Maybe the message is getting through. Totalitarian socialists are not hip, and not clever.
I love this headline:
Castro Lauds Cuban Municipal Elections
I bet he does.
Under Cuba’s one-party system, city and provincial leaders, as well as representatives of the National Assembly, are elected by citizens on a local level. Anyone can be nominated to these posts, including non-members of the island’s ruling communist party – the only one recognized in Cuba’s constitution.
So, in theory, anyone can stand for election, and if they win they can then take part in choosing anyone as President.
Well, not quite.
Cuba consistently defends its system as democratic, but critics of Castro’s government argue that tight state control, a heavy police presence and neighborhood-watch groups that report on their neighbors prevent any real political freedom on the island.
It is easy to sneer, and I hereby sneer, at elections like this. But what also strikes me is that fraudulent though this system obviously is at the moment, it might eventually mutate into something genuine. To put it another way, window dressing can end up taking over the shop.
What if Castro dies – Castro will, I predict, eventually die – and there is no longer any widespread agreement about who it is proper to vote for, and who those voted for should themselves vote for when they choose Castro’s successor?

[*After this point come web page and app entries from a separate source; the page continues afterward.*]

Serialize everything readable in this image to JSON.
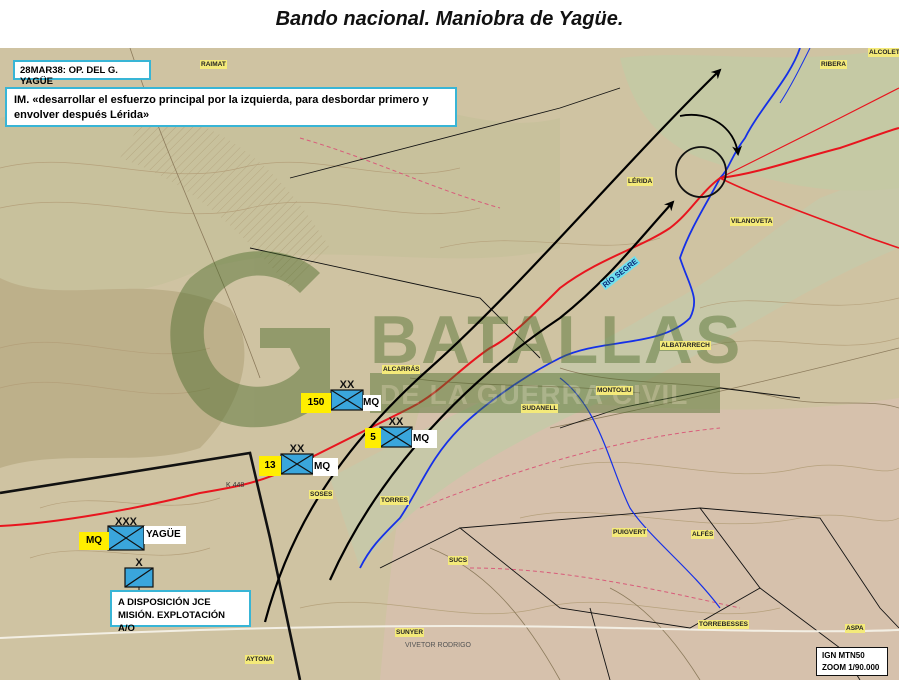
{
  "title": "Bando nacional. Maniobra de Yagüe.",
  "date_box": "28MAR38: OP. DEL G. YAGÜE",
  "intent_box": "IM. «desarrollar el esfuerzo principal por la izquierda, para desbordar primero y envolver después Lérida»",
  "reserve_box": {
    "line1": "A DISPOSICIÓN JCE",
    "line2": "MISIÓN. EXPLOTACIÓN A/O"
  },
  "scale_box": {
    "line1": "IGN MTN50",
    "line2": "ZOOM 1/90.000"
  },
  "watermark": {
    "line1": "BATALLAS",
    "line2": "DE LA GUERRA CIVIL"
  },
  "units": [
    {
      "id": "yague",
      "left_label": "MQ",
      "right_label": "YAGÜE",
      "echelon": "XXX"
    },
    {
      "id": "div150",
      "left_label": "150",
      "right_label": "MQ",
      "echelon": "XX"
    },
    {
      "id": "div13",
      "left_label": "13",
      "right_label": "MQ",
      "echelon": "XX"
    },
    {
      "id": "div5",
      "left_label": "5",
      "right_label": "MQ",
      "echelon": "XX"
    },
    {
      "id": "reserve",
      "echelon": "X"
    }
  ],
  "places": {
    "lerida": "LÉRIDA",
    "vilanoveta": "VILANOVETA",
    "alcarras": "ALCARRÁS",
    "soses": "SOSES",
    "torres": "TORRES",
    "aytona": "AYTONA",
    "sudanell": "SUDANELL",
    "albatarrech": "ALBATARRECH",
    "montoliu": "MONTOLIU",
    "rio_segre": "RÍO SEGRE",
    "k448": "K 448",
    "alfes": "ALFÉS",
    "puigvert": "PUIGVERT",
    "sucs": "SUCS",
    "alcoletge": "ALCOLETGE",
    "aspa": "ASPA",
    "ribera": "RIBERA",
    "raimat": "RAIMAT",
    "sunyer": "SUNYER",
    "torrebesses": "TORREBESSES",
    "alfes2": "ALFÉS",
    "vivetor": "VIVETOR RODRIGO"
  },
  "colors": {
    "frame": "#38b5d6",
    "unit_fill": "#3aa6dc",
    "road": "#e8151e",
    "river": "#1530e8",
    "arrow": "#000000",
    "label_bg": "#ffee00",
    "map_base": "#cfc3a2"
  },
  "icons": [
    "arrow-head-icon",
    "unit-symbol-icon",
    "objective-circle-icon"
  ]
}
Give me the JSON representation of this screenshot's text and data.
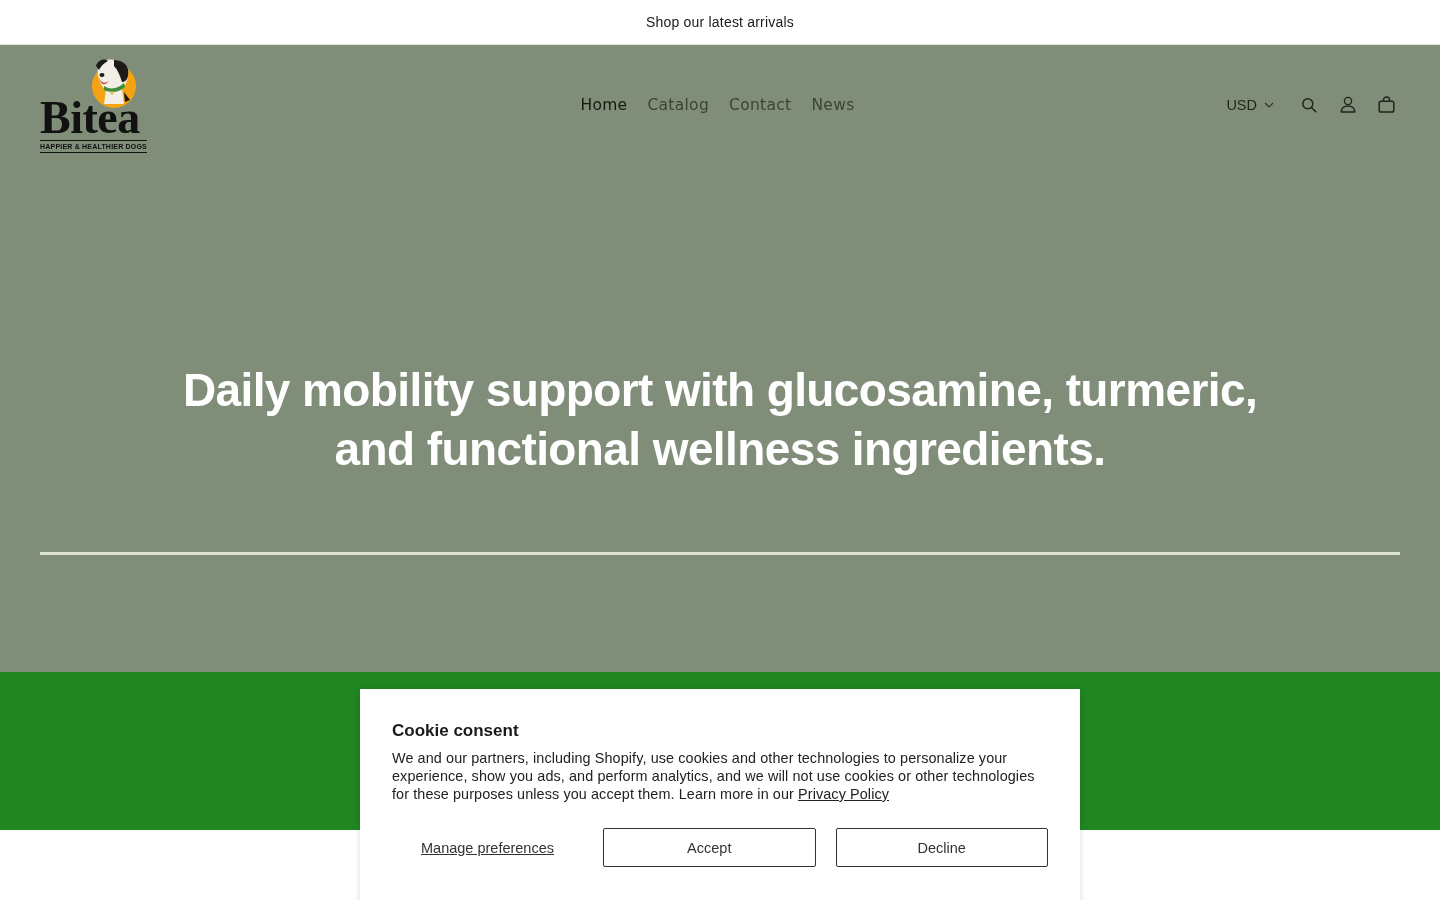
{
  "announcement_bar": {
    "text": "Shop our latest arrivals"
  },
  "header": {
    "logo": {
      "name": "Bitea",
      "tagline": "HAPPIER & HEALTHIER DOGS"
    },
    "nav": [
      {
        "label": "Home",
        "selected": true
      },
      {
        "label": "Catalog",
        "selected": false
      },
      {
        "label": "Contact",
        "selected": false
      },
      {
        "label": "News",
        "selected": false
      }
    ],
    "currency": {
      "label": "USD"
    }
  },
  "hero": {
    "heading": "Daily mobility support with glucosamine, turmeric, and functional wellness ingredients."
  },
  "cookie_consent": {
    "title": "Cookie consent",
    "body": "We and our partners, including Shopify, use cookies and other technologies to personalize your experience, show you ads, and perform analytics, and we will not use cookies or other technologies for these purposes unless you accept them. Learn more in our",
    "link": "Privacy Policy",
    "buttons": [
      {
        "label": "Manage preferences",
        "kind": "link"
      },
      {
        "label": "Accept",
        "kind": "outline"
      },
      {
        "label": "Decline",
        "kind": "outline"
      }
    ]
  }
}
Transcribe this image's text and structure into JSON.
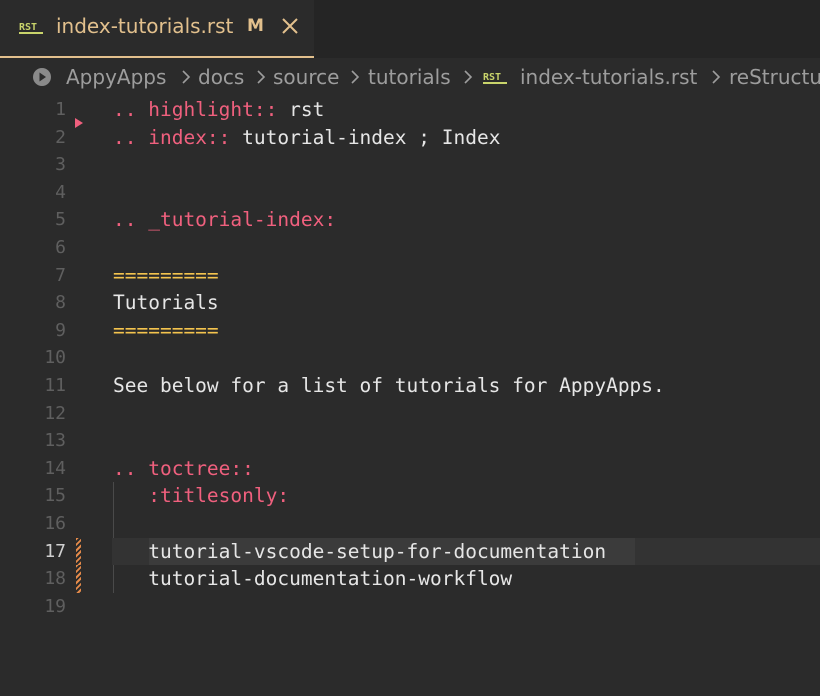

At least Castro now feels sufficiently pressured by the challenge of true democracy to feel the need to arrange his own fraudulent version of it. And the experience of participating in this charade is quite likely to make at least some of those taking part in it wonder how it might feel to vote in a real election.